Slow-cooked beef ragu begins simmering over the stove every morning at Zia Rina’s. As I walk in, the lingering smell brings up the nostalgia of a Sunday visit to nonna’s.
The ragu recipe belongs to co-owner and ex-Neptune head chef Danny Natoli’s nonno (grandfather), but the real hero of the tiny trattoria is his zia (aunt) Rina, who used to run the cosy eatery.
“She was like my cousin,” Natoli says. He remembers time spent together when they were younger. “Her mother and other aunties; they’d all be around the table at my nonna’s place making pizzas, making cavatelli [pasta], making gnocchi together.”
“Her dream had always been to have a beautiful little Italian restaurant that feels like someone’s home,” Natoli says.
Zia Rina’s Cucina is dimly lit. Terrazzo floors pave the space, flames from tealight candles dance on tabletops and the walls are stripped, giving the room a rustic, traditional trattoria feel.
“All the parts in the kitchen are made from old tomato boxes,” Natoli says. “We do a lot of our own pickles and preserves and stuff here, so we decorate the shelves with that.”
In 2010, Natoli travelled to Italy where he spent a couple of years working on an organic olive oil farm.
“We’d hand-pick 1000 kilos [of olives] over a couple of months and then press it up in the old Medici commune shared agricultural area,” Natoli explains. It’s this experience with artisan makers that has inspired the duo’s weekly trip to the Torello Farm on the Mornington Peninsula.
“We get all the produce from there. We buy onions, leeks, pumpkins … we only use what’s in season so that’s keeping with the whole Italian way of cooking,” Li says.
“If we find a really good brewery then that beer goes onto the menu next week,” Natoli adds.
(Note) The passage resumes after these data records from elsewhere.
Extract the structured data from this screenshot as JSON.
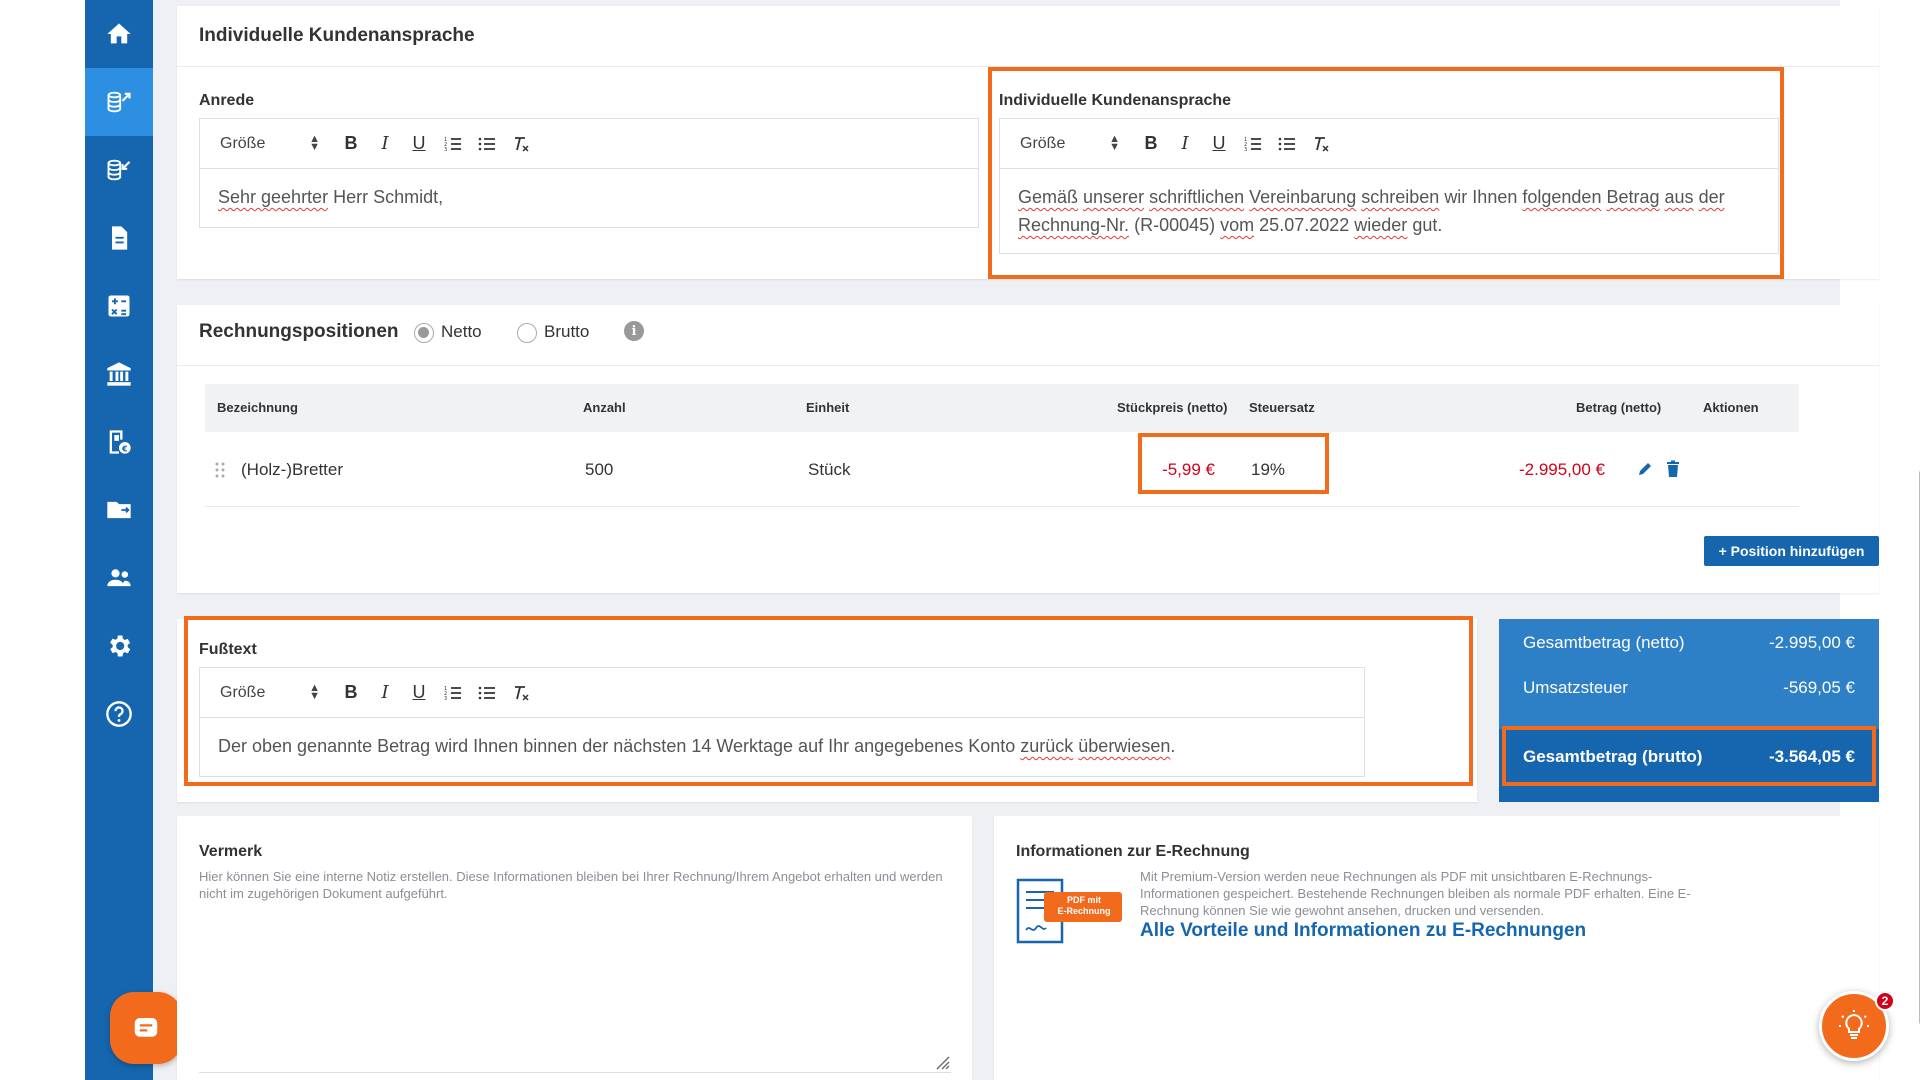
{
  "sidebar": {
    "items": [
      {
        "icon": "home-icon",
        "active": false
      },
      {
        "icon": "outgoing-invoices-icon",
        "active": true
      },
      {
        "icon": "incoming-invoices-icon",
        "active": false
      },
      {
        "icon": "document-icon",
        "active": false
      },
      {
        "icon": "calculator-icon",
        "active": false
      },
      {
        "icon": "bank-icon",
        "active": false
      },
      {
        "icon": "receipt-euro-icon",
        "active": false
      },
      {
        "icon": "folder-icon",
        "active": false
      },
      {
        "icon": "contacts-icon",
        "active": false
      },
      {
        "icon": "settings-icon",
        "active": false
      },
      {
        "icon": "help-icon",
        "active": false
      }
    ]
  },
  "greeting": {
    "title": "Individuelle Kundenansprache",
    "salutation_label": "Anrede",
    "salutation_text_a": "Sehr geehrter",
    "salutation_text_b": " Herr Schmidt,",
    "custom_label": "Individuelle Kundenansprache",
    "custom_text": {
      "w1": "Gemäß",
      "w2": "unserer",
      "w3": "schriftlichen",
      "w4": "Vereinbarung",
      "w5": "schreiben",
      "w6": "wir Ihnen",
      "w7": "folgenden",
      "w8": "Betrag",
      "w9": "aus",
      "w10": "der",
      "w11": "Rechnung-Nr.",
      "w12": "(R-00045)",
      "w13": "vom",
      "w14": "25.07.2022",
      "w15": "wieder",
      "w16": "gut."
    }
  },
  "toolbar": {
    "size_label": "Größe",
    "bold": "B",
    "italic": "I",
    "underline": "U"
  },
  "positions": {
    "title": "Rechnungspositionen",
    "radio_netto": "Netto",
    "radio_brutto": "Brutto",
    "selected": "Netto",
    "columns": [
      "Bezeichnung",
      "Anzahl",
      "Einheit",
      "Stückpreis (netto)",
      "Steuersatz",
      "Betrag (netto)",
      "Aktionen"
    ],
    "rows": [
      {
        "bezeichnung": "(Holz-)Bretter",
        "anzahl": "500",
        "einheit": "Stück",
        "stueckpreis": "-5,99 €",
        "steuersatz": "19%",
        "betrag": "-2.995,00 €"
      }
    ],
    "add_button": "+ Position hinzufügen"
  },
  "footer_text": {
    "label": "Fußtext",
    "text_a": "Der oben genannte Betrag wird Ihnen binnen der nächsten 14 Werktage auf Ihr angegebenes Konto ",
    "text_b": "zurück",
    "text_c": "überwiesen",
    "text_d": "."
  },
  "totals": {
    "net_label": "Gesamtbetrag (netto)",
    "net_value": "-2.995,00 €",
    "tax_label": "Umsatzsteuer",
    "tax_value": "-569,05 €",
    "gross_label": "Gesamtbetrag (brutto)",
    "gross_value": "-3.564,05 €"
  },
  "note": {
    "title": "Vermerk",
    "hint": "Hier können Sie eine interne Notiz erstellen. Diese Informationen bleiben bei Ihrer Rechnung/Ihrem Angebot erhalten und werden nicht im zugehörigen Dokument aufgeführt."
  },
  "einvoice": {
    "title": "Informationen zur E-Rechnung",
    "badge_line1": "PDF mit",
    "badge_line2": "E-Rechnung",
    "text": "Mit Premium-Version werden neue Rechnungen als PDF mit unsichtbaren E-Rechnungs-Informationen gespeichert. Bestehende Rechnungen bleiben als normale PDF erhalten. Eine E-Rechnung können Sie wie gewohnt ansehen, drucken und versenden.",
    "link": "Alle Vorteile und Informationen zu E-Rechnungen"
  },
  "notification_count": "2",
  "colors": {
    "brand_blue": "#1566ae",
    "accent_orange": "#f26b1d",
    "negative_red": "#d0021b"
  }
}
The antipasti plate is a balance of traditional and non-traditional bites: ox tongue skewers, gnocco fritto (crisp, fried dough), grilled padron peppers with whipped bagna càuda (a Piedmontese dip-like dish of garlic, butter, milk and anchovies traditionally served with raw seasonal vegetables), and asiago cheese.
Spaghettini with nori butter and blue swimmer crab is an example of the subtle Japanese influence littered throughout the menu, as is culatello (salumi) with kombu-soaked walnuts and golden raisins.
A spring radish, cannellini bean and pesto salad has an earthy crunch, and there’s grilled asparagus with spring garlic and bottarga (fish roe).
For dessert, choose from the wattleseed cannoli with whipped ricotta, or affogato: coffee with chocolate gelato, served with a tiny flask of amaro to drizzle over the top.
Southern Italian wines are the focus of the wine list, with a mix of reds and whites from Sicily as well as Piedmont, Abruzzo, Puglia, Tuscany and Veneto. Local wines also make an appearance, including drops from Heathcote, King Valley and McLaren Vale available by the bottle, glass or piccolo (small glass).
“It’s just one of those memories that I have being all over Italy where you could walk in and just get a little piccolo or a small bicchiere [glass],” says Natoli. “[You can] try three different wines by the glass in a small format before you go into a bottle of something.”
Natoli and Li plan to make a small adjustment to the restaurant’s name from Zia Rina’s Cucina (kitchen) to Zia Rina’s Casa del Popolo (House of the People).
“I’ve got memories from a place similar in Italy. It was quite community-minded, called Casa del Popolo, and set up by the community to provide a haven for people to drink and eat,” Natoli says.
“We want to capture that same kind of focus,” Li adds. “We’re not those big restaurants turning people in and out. We want people to come in and stay for the long haul.”
Zia Rina’s Cucina
857 High Street, Armadale
Tue to Thu 6pm–10pm
Fri 12pm–3pm, 6pm–10pm